After the first update I like to reboot the server once to make sure everything is working fine. From the command line run:
Install Dokku & Docker
Once your server reboots connect again via SSH. We'll now be installing the latest development version of Dokku directly from GitHub:
# Copy the installation script locally: $ wget -qO- https://raw.github.com/progrium/dokku/master/bootstrap.sh > dokku-setup.sh # Run it: $ bash dokku-setup.sh
This will take a few minutes. Once it completes, Docker and Dokku will be installed on your droplet and a
dokku user will have been created. This
dokku user will handle your app deployments.
Next, from your local machine (not the droplet terminal) add your SSH key to the remote
dokku user. The last parameter
me@mycomp is a descriptive name so put whatever you'd like there.
$ cat ~/.ssh/id_rsa_digital_ocean.pub | ssh launchbylunch.com "sudo sshcommand acl-add dokku me@mycomp"
To test out your new private PaaS let's create a project.
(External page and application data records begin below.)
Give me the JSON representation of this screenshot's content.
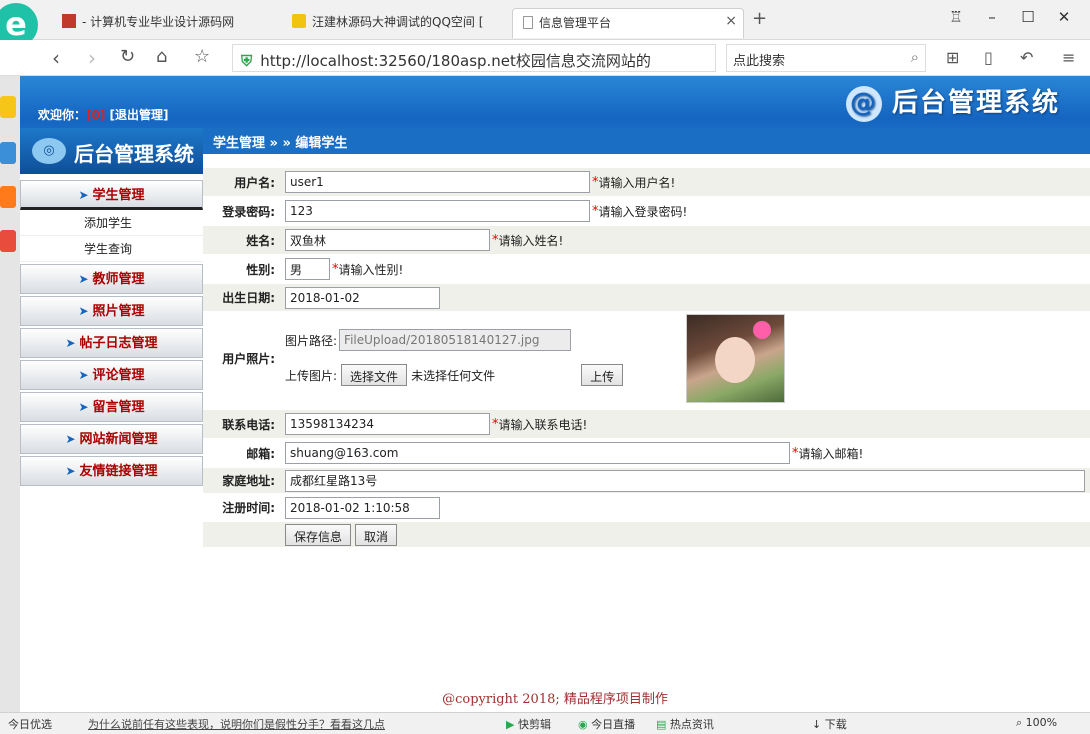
{
  "browser": {
    "tabs": [
      {
        "label": "- 计算机专业毕业设计源码网"
      },
      {
        "label": "汪建林源码大神调试的QQ空间 ["
      },
      {
        "label": "信息管理平台"
      }
    ],
    "url": "http://localhost:32560/180asp.net校园信息交流网站的",
    "search_placeholder": "点此搜索",
    "close_glyph": "×",
    "newtab_glyph": "+"
  },
  "header": {
    "welcome_label": "欢迎你：",
    "user": "[0]",
    "logout": "[退出管理]",
    "system_title": "后台管理系统"
  },
  "sidebar": {
    "title": "后台管理系统",
    "groups": [
      {
        "label": "学生管理"
      },
      {
        "label": "教师管理"
      },
      {
        "label": "照片管理"
      },
      {
        "label": "帖子日志管理"
      },
      {
        "label": "评论管理"
      },
      {
        "label": "留言管理"
      },
      {
        "label": "网站新闻管理"
      },
      {
        "label": "友情链接管理"
      }
    ],
    "subitems": [
      {
        "label": "添加学生"
      },
      {
        "label": "学生查询"
      }
    ]
  },
  "breadcrumb": "学生管理 » » 编辑学生",
  "form": {
    "username": {
      "label": "用户名:",
      "value": "user1",
      "hint": "请输入用户名!"
    },
    "password": {
      "label": "登录密码:",
      "value": "123",
      "hint": "请输入登录密码!"
    },
    "name": {
      "label": "姓名:",
      "value": "双鱼林",
      "hint": "请输入姓名!"
    },
    "gender": {
      "label": "性别:",
      "value": "男",
      "hint": "请输入性别!"
    },
    "birthday": {
      "label": "出生日期:",
      "value": "2018-01-02"
    },
    "photo": {
      "label": "用户照片:",
      "path_label": "图片路径:",
      "path_value": "FileUpload/20180518140127.jpg",
      "upload_label": "上传图片:",
      "choose_button": "选择文件",
      "no_file": "未选择任何文件",
      "upload_button": "上传"
    },
    "phone": {
      "label": "联系电话:",
      "value": "13598134234",
      "hint": "请输入联系电话!"
    },
    "email": {
      "label": "邮箱:",
      "value": "shuang@163.com",
      "hint": "请输入邮箱!"
    },
    "address": {
      "label": "家庭地址:",
      "value": "成都红星路13号"
    },
    "regtime": {
      "label": "注册时间:",
      "value": "2018-01-02 1:10:58"
    },
    "save_button": "保存信息",
    "cancel_button": "取消"
  },
  "footer": "@copyright 2018; 精品程序项目制作",
  "statusbar": {
    "items": [
      {
        "label": "今日优选"
      },
      {
        "label": "为什么说前任有这些表现，说明你们是假性分手？看看这几点"
      },
      {
        "label": "快剪辑"
      },
      {
        "label": "今日直播"
      },
      {
        "label": "热点资讯"
      },
      {
        "label": "下载"
      },
      {
        "label": "100%"
      }
    ]
  },
  "colors": {
    "header": "#1565c0",
    "accent_red": "#a00000",
    "hint_star": "#e00000"
  }
}
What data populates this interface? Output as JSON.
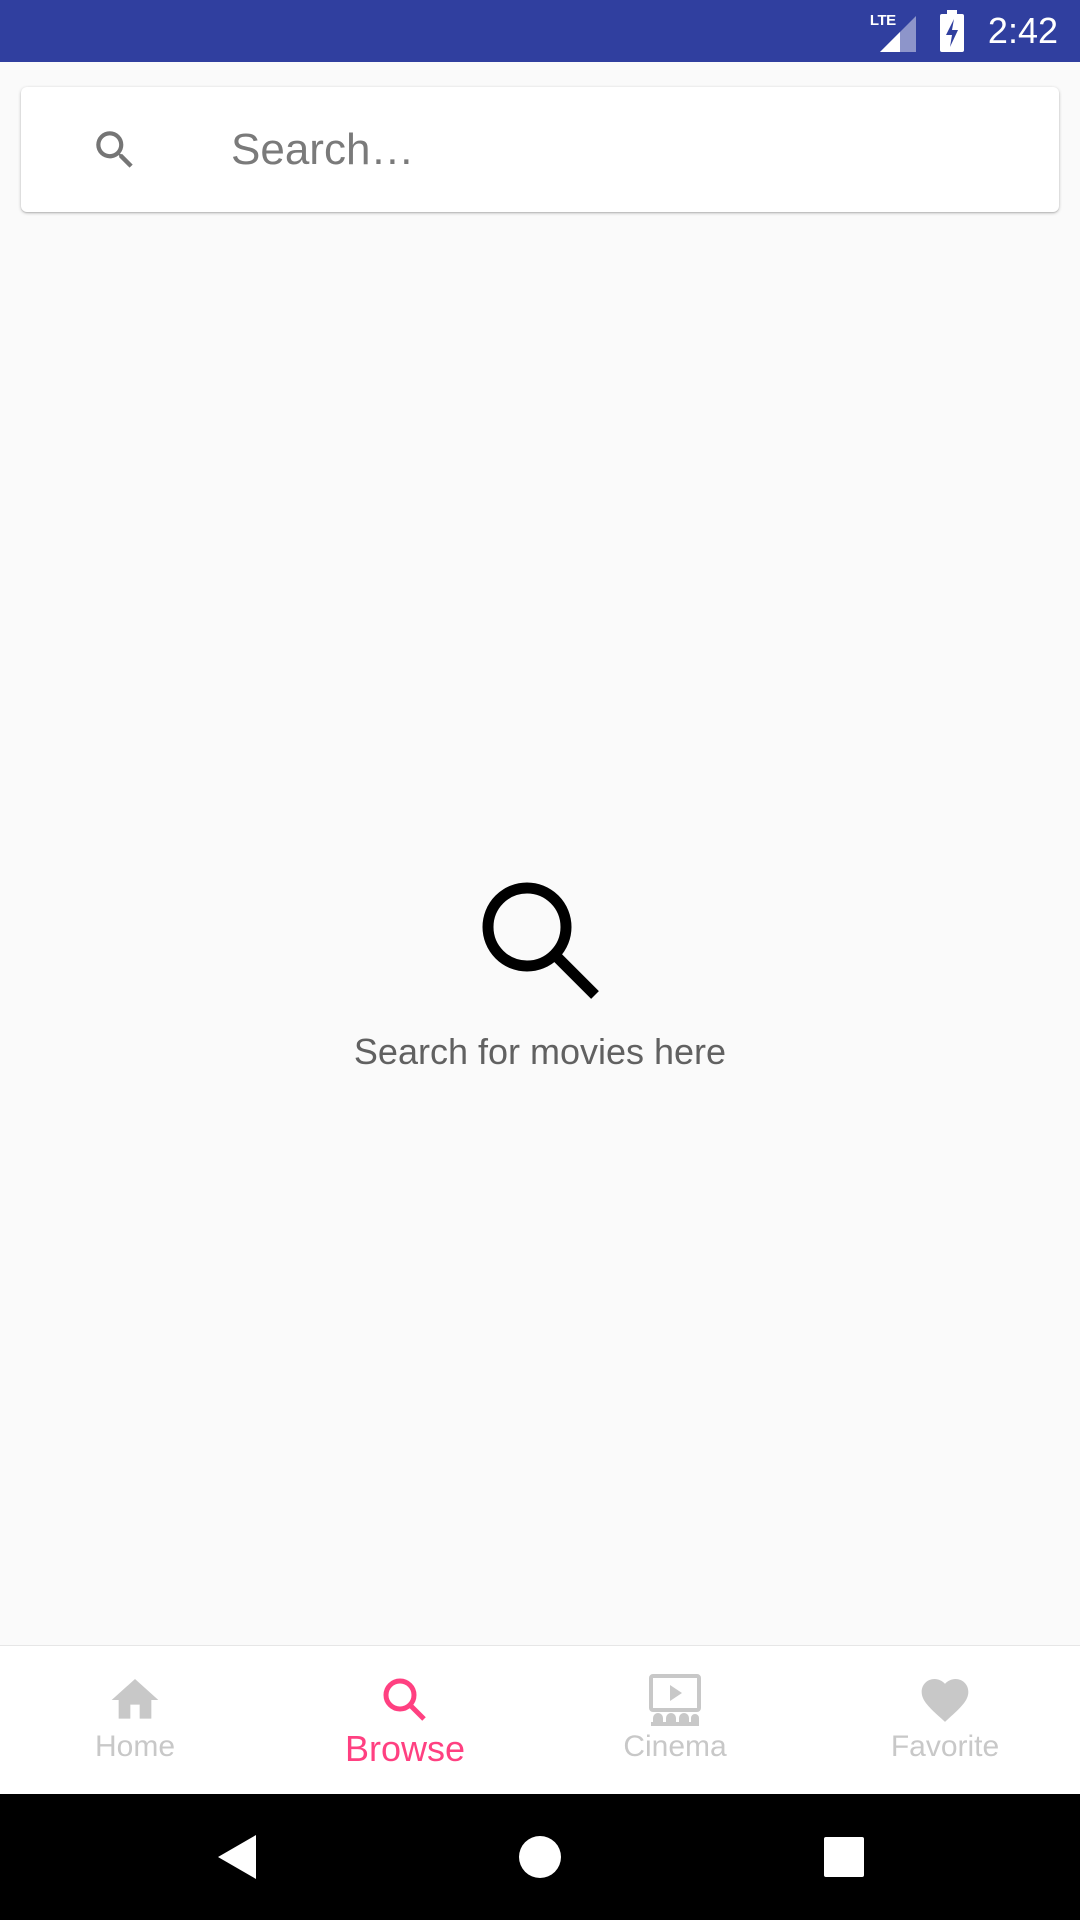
{
  "status_bar": {
    "network": "LTE",
    "time": "2:42"
  },
  "search": {
    "placeholder": "Search…",
    "value": ""
  },
  "empty_state": {
    "message": "Search for movies here"
  },
  "bottom_nav": {
    "items": [
      {
        "label": "Home",
        "icon": "home-icon",
        "active": false
      },
      {
        "label": "Browse",
        "icon": "search-icon",
        "active": true
      },
      {
        "label": "Cinema",
        "icon": "cinema-icon",
        "active": false
      },
      {
        "label": "Favorite",
        "icon": "heart-icon",
        "active": false
      }
    ],
    "active_color": "#ff4081",
    "inactive_color": "#c8c8c8"
  },
  "colors": {
    "status_bar": "#303f9f",
    "background": "#fafafa"
  }
}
We'll use the Heroku Node.js sample application. Run the following on your local machine to clone it:
$ git clone https://github.com/heroku/node-js-sample $ cd node-js-sample
Then, add your new Dokku powered PaaS as a git remote:
$ git remote add production email@example.com:my-new-app
Finally, to push your application to your private PaaS:
$ git push production master
If everything is setup properly, then Dokku should receive the git push and start building your app. Once it's completed it will print something like this:
-----> Deploying my-new-app ... =====> Application deployed: http://my-new-app.launchbylunch.com To firstname.lastname@example.org:my-new-app * [new branch] master -> master
If everything deployed properly, then you should be able to test out your newly deployed app.
Open the link for your app an you should see
To deploy a new version, simply commit it locally and push the changes again via git.
By default Dokku apps send all logging output to stdout. This gets saved by Docker to a single file per container. To see your application logs, SSH to your server and run:
$ dokku logs my-new-app
In a later post I'll go into a Dokku plugin that allows you to run multiple process types as well as a better way to deal with logging.
Are you building something cool with Docker or Dokku? Tell me about it.